            So the question really comes back to what is the best way to protect individuals from armed attacks. Lots of money and training has gone into teaching unarmed response. Perhaps we need to reconsider the response yet again.

            Most active shooters have ended when the shooter is confronted by armed response. The real solution may be to train on-site security personnel how to respond the way law enforcement does to an active shooter. This is certainly one solution not getting much attention and is especially suited for organizations that do have a dedicated security force. Hospitals are one example. Shopping malls are another, as are many office buildings in urban downtowns. For enterprises or locations that do have onsite security, the focus should shift to training those personnel how to respond to and stop an active shooter.
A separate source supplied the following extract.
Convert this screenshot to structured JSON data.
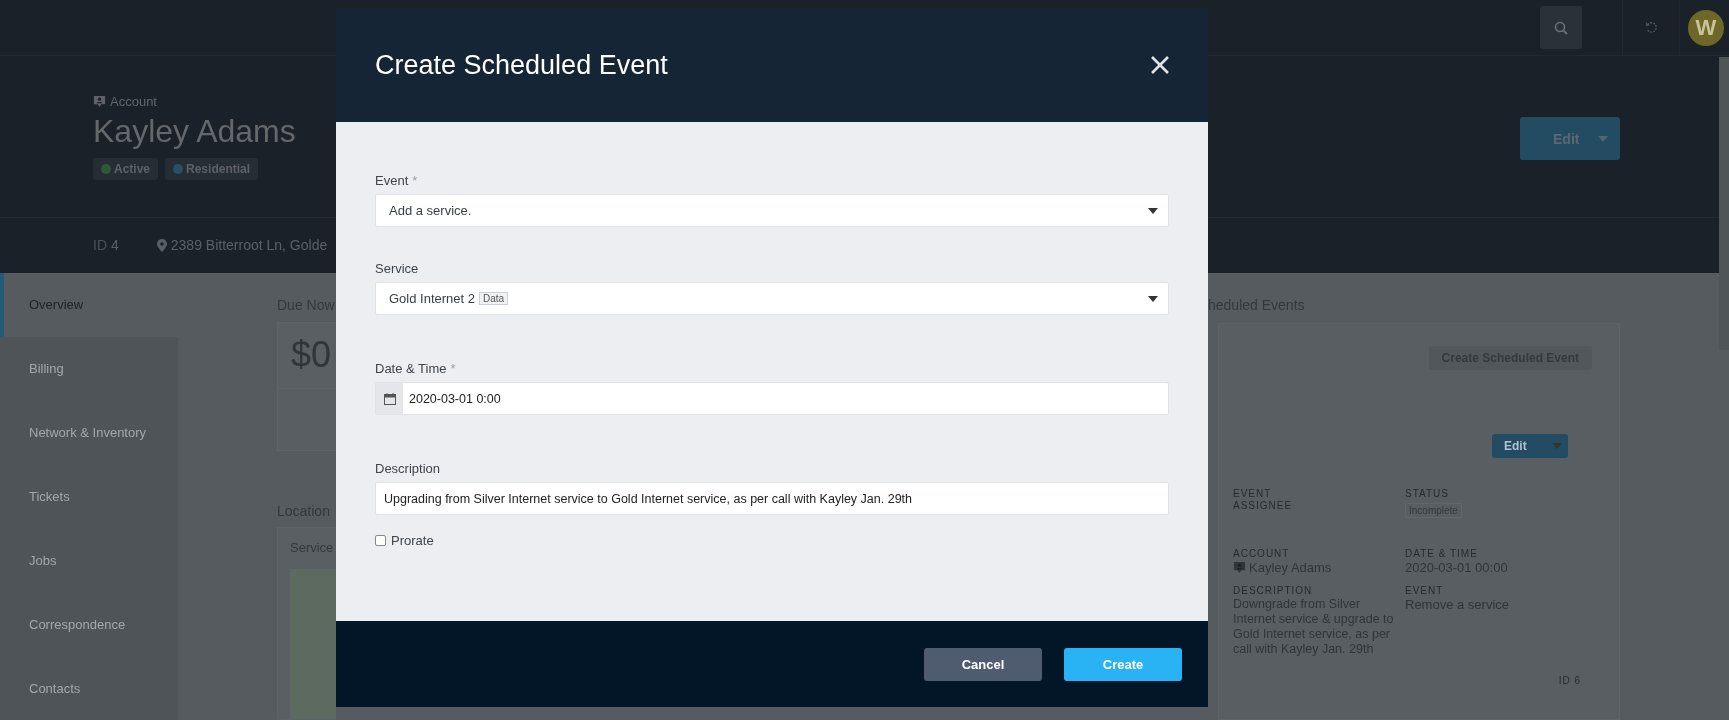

            Following the shooting at Columbine High School, law enforcement began developing new tactics to respond to active shooters. At the time, I was a police firearms instructor so was very involved in that training. For the first few years afterwards, the tactics changed repeatedly. As police officers, we finally settled into accepted tactics that we focused on learning and practicing. However, as important as this training was, the amount of time spent for patrol officers was one time a year, often not even a full day. In fact, officers might only run through a couple of active shooter scenarios during the training.

            The point is that private security could easily train and learn some of the same tactics in a relatively short amount of training time. In fact, private security officers would know the building and organization much better than outsiders would and, being onsite, could respond much quicker than law enforcement. Just the presence of armed security would likely deter a shooter, at least away from that target.

            The decision about arming or not arming security is certainly daunting. However, for those organizations that do have security, serious thought should be given to providing private security with the training and tools that would be the strongest deterrence and most protection from an active shooter attack.

 

Eric Smith, CPP is the leading authority on organizational self-defense. He has extensive experience in law enforcement as well as security management. Eric is available for staff education and security awareness training as well as business coaching to help organizations provide safe workplaces. To learn more email Eric at businesskarate dot com.

 

 

If you would like to reprint this post, please contact Eric at Eric at businesskarate dot com.



Thursday, November 14, 2013

Marketing Security - A Great Story to Tell


            The security industry faces many challenges. The business of protection is often misunderstood or even seen as a necessary evil. Numerous stereotypes portray security personnel as bumbling and incompetent.

            These obstacles make building support difficult and actually make it harder to protect an organization without that understanding and support.

            There is good news. Security does play a vital role in helping businesses. I recently spoke in a webinar on how to market security and build support for the security program.

            The webinar is available to watch on the Security Magazine hosted website. If you want to learn more about successfully marketing security and moving the department from second-rate to first place, then click on the link below to connect with the webinar.

            Click here or copy and paste the URL below.
 


The webinar will be available until November 2014.
  

Eric Smith, CPP is the leading authority on organizational self-defense. He has extensive experience in law enforcement as well as security management. Eric is available for staff education and security awareness training as well as business coaching to help organizations provide safe workplaces. To learn more email Eric at businesskarate dot com.

 

 

If you would like to reprint this post, please contact Eric at Eric at businesskarate dot com.